Two deep ice cores from central Greenland, drilled in the 1990s, have played a key role in climate reconstructions of the Northern Hemisphere, but the oldest sections of the cores were disturbed in chronology owing to ice folding near the bedrock. Here we present an undisturbed climate record from a North Greenland ice core, which extends back to 123,000(More)
The last two abrupt warmings at the onset of our present warm interglacial period, interrupted by the Younger Dryas cooling event, were investigated at high temporal resolution from the North Greenland Ice Core Project ice core. The deuterium excess, a proxy of Greenland precipitation moisture source, switched mode within 1 to 3 years over these transitions(More)

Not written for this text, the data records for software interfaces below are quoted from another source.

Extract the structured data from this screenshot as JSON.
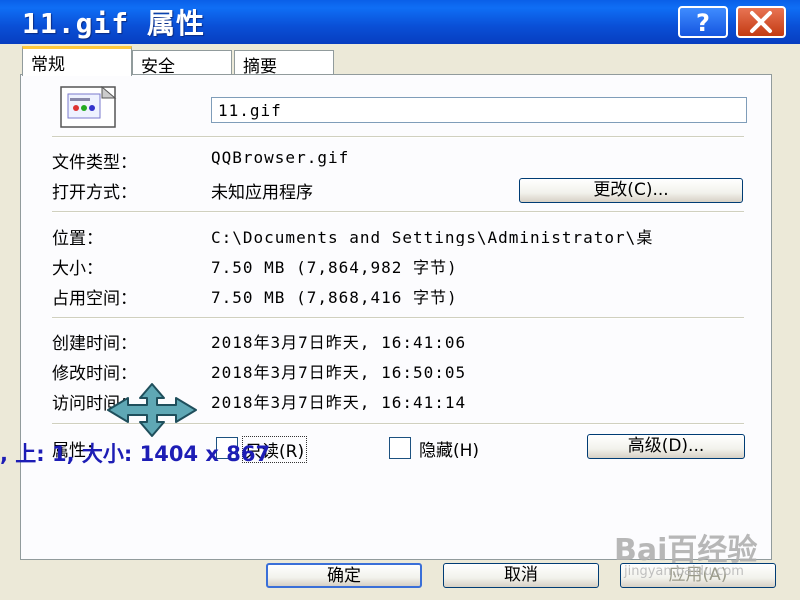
{
  "window": {
    "title": "11.gif 属性",
    "help_label": "?",
    "close_label": "✕"
  },
  "tabs": [
    {
      "label": "常规",
      "active": true
    },
    {
      "label": "安全",
      "active": false
    },
    {
      "label": "摘要",
      "active": false
    }
  ],
  "file": {
    "icon": "gif-file-icon",
    "name": "11.gif"
  },
  "type_section": {
    "type_label": "文件类型：",
    "type_value": "QQBrowser.gif",
    "opens_label": "打开方式：",
    "opens_value": "未知应用程序",
    "change_button": "更改(C)..."
  },
  "location_section": {
    "location_label": "位置：",
    "location_value": "C:\\Documents and Settings\\Administrator\\桌",
    "size_label": "大小：",
    "size_value": "7.50 MB (7,864,982 字节)",
    "disk_label": "占用空间：",
    "disk_value": "7.50 MB (7,868,416 字节)"
  },
  "time_section": {
    "created_label": "创建时间：",
    "created_value": "2018年3月7日昨天, 16:41:06",
    "modified_label": "修改时间：",
    "modified_value": "2018年3月7日昨天, 16:50:05",
    "accessed_label": "访问时间：",
    "accessed_value": "2018年3月7日昨天, 16:41:14"
  },
  "attributes": {
    "label": "属性：",
    "readonly_label": "只读(R)",
    "hidden_label": "隐藏(H)",
    "advanced_button": "高级(D)..."
  },
  "footer": {
    "ok": "确定",
    "cancel": "取消",
    "apply": "应用(A)"
  },
  "overlay_text": ", 上: 1, 大小: 1404 x 867",
  "watermark": {
    "logo": "Bai百经验",
    "url": "jingyan.baidu.com"
  },
  "colors": {
    "titlebar": "#0A4FD6",
    "tab_highlight": "#FFC83C",
    "overlay_text": "#1D1DB5",
    "cursor": "#5FA8B5"
  }
}
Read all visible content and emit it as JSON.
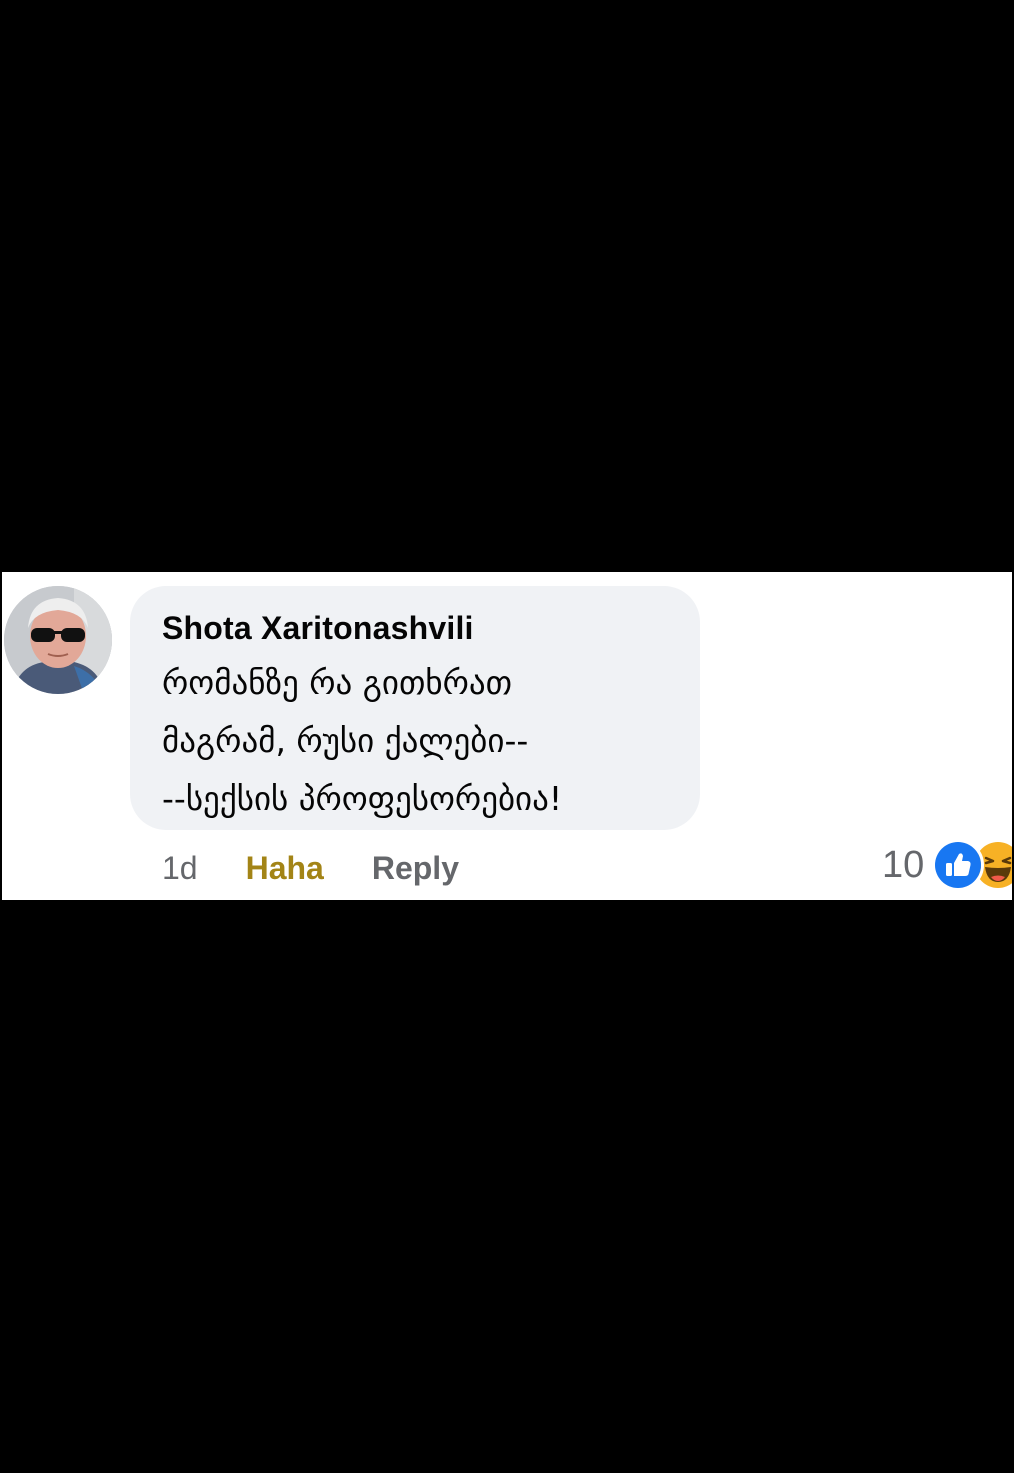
{
  "comment": {
    "author": "Shota Xaritonashvili",
    "text": "რომანზე რა გითხრათ\nმაგრამ, რუსი ქალები--\n--სექსის პროფესორებია!",
    "time": "1d",
    "haha_label": "Haha",
    "reply_label": "Reply",
    "reaction_count": "10",
    "reaction_icons": [
      "like-icon",
      "haha-icon"
    ],
    "colors": {
      "haha_active": "#a38416",
      "secondary_text": "#65676b",
      "bubble": "#f0f2f5",
      "like_blue": "#1877f2",
      "haha_yellow": "#f7b125"
    }
  }
}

A detailed deuterium excess profile measured along the Dome C EPICA (European Project for Ice Coring in Antarctica) core reveals the timing and strength of the sea surface temperature changes at the source regions for Dome C precipitation. We infer that an Oceanic Cold Reversal took place in the southern Indian Ocean, 800 years after the Antarctic Cold(More)
The Northern Hemisphere hydrological cycle is a key factor coupling ice sheets, ocean circulation, and polar amplification of climate change. Here we present a Northern Hemisphere deuterium excess profile covering one climatic cycle, constructed with the use of delta18O and deltaD Greenland Ice Core Project (GRIP) records. Past changes in Greenland source(More)
We present an update of the 'key points' from the Antarctic Climate Change and the Environment (ACCE) report that was published by the Scientific Committee on Antarctic Research (SCAR) in 2009. We summarise subsequent advances in knowledge concerning how the climates of the Antarctic and Southern Ocean have changed in the past, how they might change in the(More)